The walls of the US Embassy in Baghdad were still on fire and members of pro-Iranian armed groups were chanting threats outside, when Iraq’s prime minister tried to explain the situation to President Donald Trump.

“Iraq is between friends who are 5,000 miles away from us and a neighbour we’ve had for 5,000 years,” Prime Minister Adel Abdul-Mahdi said in a New Year’s Day telephone call with Trump, according to a close adviser, Abdul Hussain al-Hunain. “We cannot change geography and we cannot change history, and this is the reality in Iraq.”

Iraq is caught in a vise.

Many Iraqis were furious that the United States violated their country’s sovereignty by carrying out airstrikes on Iraqi soil. A spate of strikes in December killed at least two dozen members of a pro-Iranian Iraqi military unit, provoking the assault on the US Embassy.

A separate strike last week killed Iran’s top military commander, the deputy chief of a coalition of Iraqi militias and eight other people, leading to a vote by Iraq’s Parliament to expel US forces from the country and a counterstrike by Iran on two US military posts in Iraq early Wednesday.

But acceding to the political pressure to rid the country of US troops would be a “disaster” for Iraq, militarily and economically, a senior Iraqi official said.

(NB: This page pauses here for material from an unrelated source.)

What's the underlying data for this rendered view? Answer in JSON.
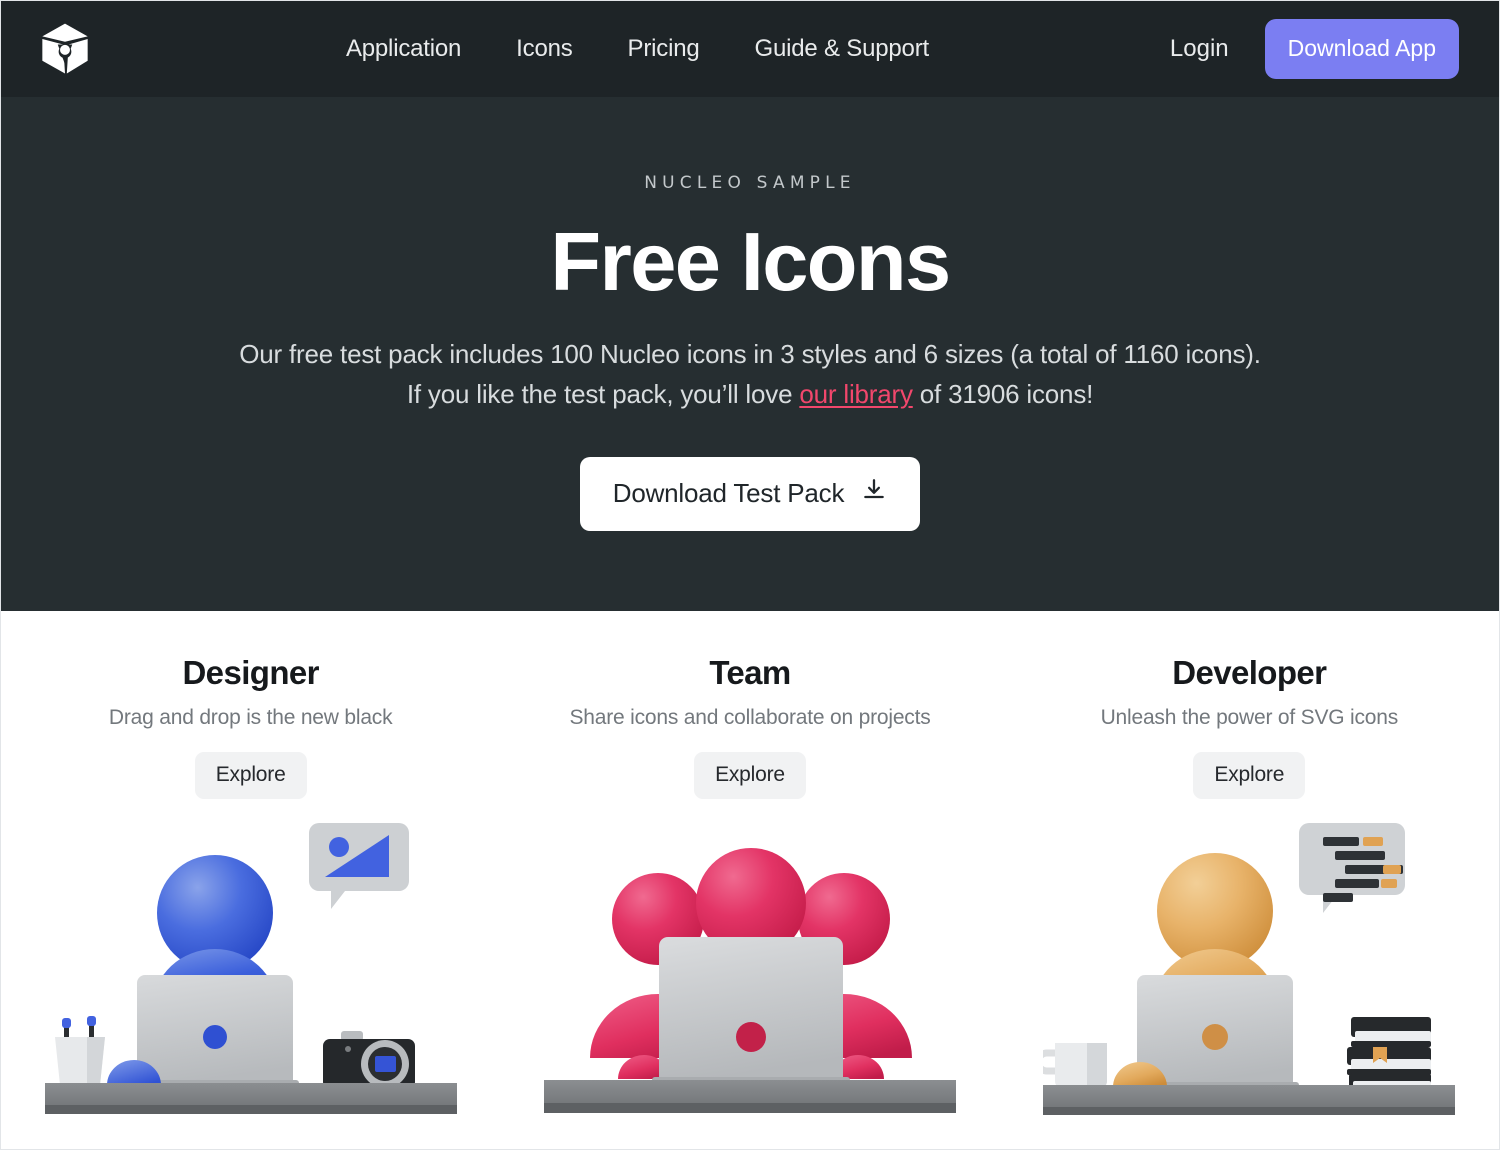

The main mission of the roughly 5,200 US troops stationed at a handful of bases around Iraq is to help the country fight the Islamic State group. If they leave, the official said, it would not only hamper that battle but also have a host of knock-on effects, from the departure of troops from other coalition countries to dire financial hardship if, as Trump has threatened, the United States imposed economic sanctions.